– The mysterious Boss, who is the lead heel behind the Cartel, was supposed to be Madusa, but she jumped to WCW before she could even debut and now they need someone else to play the role.  The ID will be revealed at the 10/18 TV tapings, and will be a big surprise.

– To WCW, where Scott Steiner is advertised for the Chamber match at Halloween Havoc, but still doesn’t have medical clearance yet and will probably be replaced by Big Van Vader.

– Nothing has been announced on TV for the RULES of the Chamber match, aside from the match being an electrified cage with instruments of torture where the winners are the ones to escape the cage within a time limit.  And when the time limit expires, the losers left in the cage have to endure undetermined torture of some sort.  Luckily, Dave has the inside info on what the torture will be:  Getting locked in an empty room and being forced to watch Great American Bash 1991 from start to finish.

– Bill Kazmaier is supposed to be getting a big push against Lex Luger in November, so he’s all over TV at the tapings lately, which led to some shenanigans.  The crowd spent an entire squash match chanting “steroids” at him, so loud that the match is going to have be retaped next week.  Plus, Kazamaier was supposed to save Sting from a double-team beating in a match against Abby & Cactus, but he ran in DURING the match and Nick Patrick had to cut him off and keep him out of the ring while they rushed to the finish so that Bill could then make the save.  So that match will have to be redone as well.

– In the WWF, aka the opposite of WCW, the England tour is doing HUGE business every night, including the Royal Albert Hall show where Davey Boy Smith won a battle royale .
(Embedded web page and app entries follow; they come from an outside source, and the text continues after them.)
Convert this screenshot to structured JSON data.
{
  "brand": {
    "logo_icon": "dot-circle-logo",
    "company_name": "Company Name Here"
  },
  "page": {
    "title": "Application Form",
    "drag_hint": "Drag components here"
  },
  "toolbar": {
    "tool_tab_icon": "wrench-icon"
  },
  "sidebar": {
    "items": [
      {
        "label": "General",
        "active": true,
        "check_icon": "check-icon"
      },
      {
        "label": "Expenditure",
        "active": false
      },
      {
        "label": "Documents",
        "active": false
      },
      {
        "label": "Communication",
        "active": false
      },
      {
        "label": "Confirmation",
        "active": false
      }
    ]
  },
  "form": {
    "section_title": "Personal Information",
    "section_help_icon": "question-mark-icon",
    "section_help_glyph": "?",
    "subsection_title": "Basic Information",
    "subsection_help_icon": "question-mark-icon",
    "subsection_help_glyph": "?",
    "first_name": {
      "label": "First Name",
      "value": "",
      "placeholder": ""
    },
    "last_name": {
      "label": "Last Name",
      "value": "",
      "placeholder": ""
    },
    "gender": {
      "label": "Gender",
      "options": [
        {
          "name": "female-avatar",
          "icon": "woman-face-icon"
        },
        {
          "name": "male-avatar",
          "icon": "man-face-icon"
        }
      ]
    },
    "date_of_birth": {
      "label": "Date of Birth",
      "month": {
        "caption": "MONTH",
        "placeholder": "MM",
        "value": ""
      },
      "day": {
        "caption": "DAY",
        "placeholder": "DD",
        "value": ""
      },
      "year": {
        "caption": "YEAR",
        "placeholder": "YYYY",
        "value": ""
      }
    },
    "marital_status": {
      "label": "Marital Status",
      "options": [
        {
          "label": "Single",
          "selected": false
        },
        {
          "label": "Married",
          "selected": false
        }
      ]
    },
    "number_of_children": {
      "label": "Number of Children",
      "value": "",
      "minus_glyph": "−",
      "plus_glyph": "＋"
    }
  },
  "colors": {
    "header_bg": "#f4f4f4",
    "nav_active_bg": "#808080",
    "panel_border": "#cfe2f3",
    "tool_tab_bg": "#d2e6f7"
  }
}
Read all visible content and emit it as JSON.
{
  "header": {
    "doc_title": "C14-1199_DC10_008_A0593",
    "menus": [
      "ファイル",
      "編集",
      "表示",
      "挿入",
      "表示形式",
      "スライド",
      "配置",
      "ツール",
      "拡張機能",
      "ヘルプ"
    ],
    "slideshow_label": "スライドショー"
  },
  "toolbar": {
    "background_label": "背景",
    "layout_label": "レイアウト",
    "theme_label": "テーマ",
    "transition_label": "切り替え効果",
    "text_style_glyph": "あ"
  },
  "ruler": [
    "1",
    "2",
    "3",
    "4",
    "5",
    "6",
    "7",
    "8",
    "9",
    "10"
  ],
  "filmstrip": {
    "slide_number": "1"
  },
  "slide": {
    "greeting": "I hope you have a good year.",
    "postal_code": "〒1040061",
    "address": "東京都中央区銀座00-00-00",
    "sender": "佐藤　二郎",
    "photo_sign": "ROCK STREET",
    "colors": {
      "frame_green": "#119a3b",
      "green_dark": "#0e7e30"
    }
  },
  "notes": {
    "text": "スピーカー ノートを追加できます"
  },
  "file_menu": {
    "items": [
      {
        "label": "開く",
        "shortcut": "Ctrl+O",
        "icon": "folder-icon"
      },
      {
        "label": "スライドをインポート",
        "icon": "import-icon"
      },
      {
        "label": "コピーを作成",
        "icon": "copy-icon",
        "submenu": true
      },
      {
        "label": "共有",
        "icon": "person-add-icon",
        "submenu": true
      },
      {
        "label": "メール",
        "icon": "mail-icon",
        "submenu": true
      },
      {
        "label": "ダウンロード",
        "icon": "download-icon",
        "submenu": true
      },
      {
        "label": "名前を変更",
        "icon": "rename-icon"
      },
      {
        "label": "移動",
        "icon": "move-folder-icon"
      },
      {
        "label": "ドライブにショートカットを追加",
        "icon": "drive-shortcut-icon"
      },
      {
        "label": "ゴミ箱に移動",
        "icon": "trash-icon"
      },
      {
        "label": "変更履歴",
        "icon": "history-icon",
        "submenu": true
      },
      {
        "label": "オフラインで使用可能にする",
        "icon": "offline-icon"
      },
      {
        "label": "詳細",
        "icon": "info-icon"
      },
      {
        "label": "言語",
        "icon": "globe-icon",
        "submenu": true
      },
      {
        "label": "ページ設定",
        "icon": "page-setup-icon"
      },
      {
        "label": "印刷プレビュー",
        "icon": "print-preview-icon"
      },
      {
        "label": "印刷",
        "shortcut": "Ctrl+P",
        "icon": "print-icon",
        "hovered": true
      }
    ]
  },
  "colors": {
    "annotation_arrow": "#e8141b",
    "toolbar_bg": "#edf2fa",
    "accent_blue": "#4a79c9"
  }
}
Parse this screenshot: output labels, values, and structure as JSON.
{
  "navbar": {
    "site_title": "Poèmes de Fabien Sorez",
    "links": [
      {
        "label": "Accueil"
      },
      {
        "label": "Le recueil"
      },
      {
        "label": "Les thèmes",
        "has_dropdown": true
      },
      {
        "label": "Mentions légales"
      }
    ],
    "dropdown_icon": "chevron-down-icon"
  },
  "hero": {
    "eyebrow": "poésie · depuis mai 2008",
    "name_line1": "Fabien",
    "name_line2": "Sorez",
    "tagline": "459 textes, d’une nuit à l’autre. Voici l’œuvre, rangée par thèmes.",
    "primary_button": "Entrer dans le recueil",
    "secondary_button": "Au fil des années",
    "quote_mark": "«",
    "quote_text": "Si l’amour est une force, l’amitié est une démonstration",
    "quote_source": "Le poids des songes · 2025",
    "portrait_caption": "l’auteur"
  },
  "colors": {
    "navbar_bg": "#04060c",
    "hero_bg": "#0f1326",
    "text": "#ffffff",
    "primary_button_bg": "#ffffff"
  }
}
– The Undertakers (who got a tryout as a part of a legal settlement with the WWF over the name, using the name “Double Trouble”) got another tryout at the Challenge tapings, this time as “The Fat Boyz”.  (And they didn’t get over with that gimmick?) 

– And finally, Sgt. Slaughter taped a promo video from the Memorial Cemetery in Washington DC, where he toured the tombstones of soldiers who had died in battle.  Oddly, one of the tombstones that made TV was for “Pedro Morales”, which Dave hopes doesn’t start any rumors “like the one about the Ultimate Warrior”.

Next week:  Speaking of legends, THE GREATEST STORY IN WRESTLING HISTORY.  Please, no spoilers if you already know what we’re building up to here.  You won’t be disappointed on ANY level, I absolutely guarantee.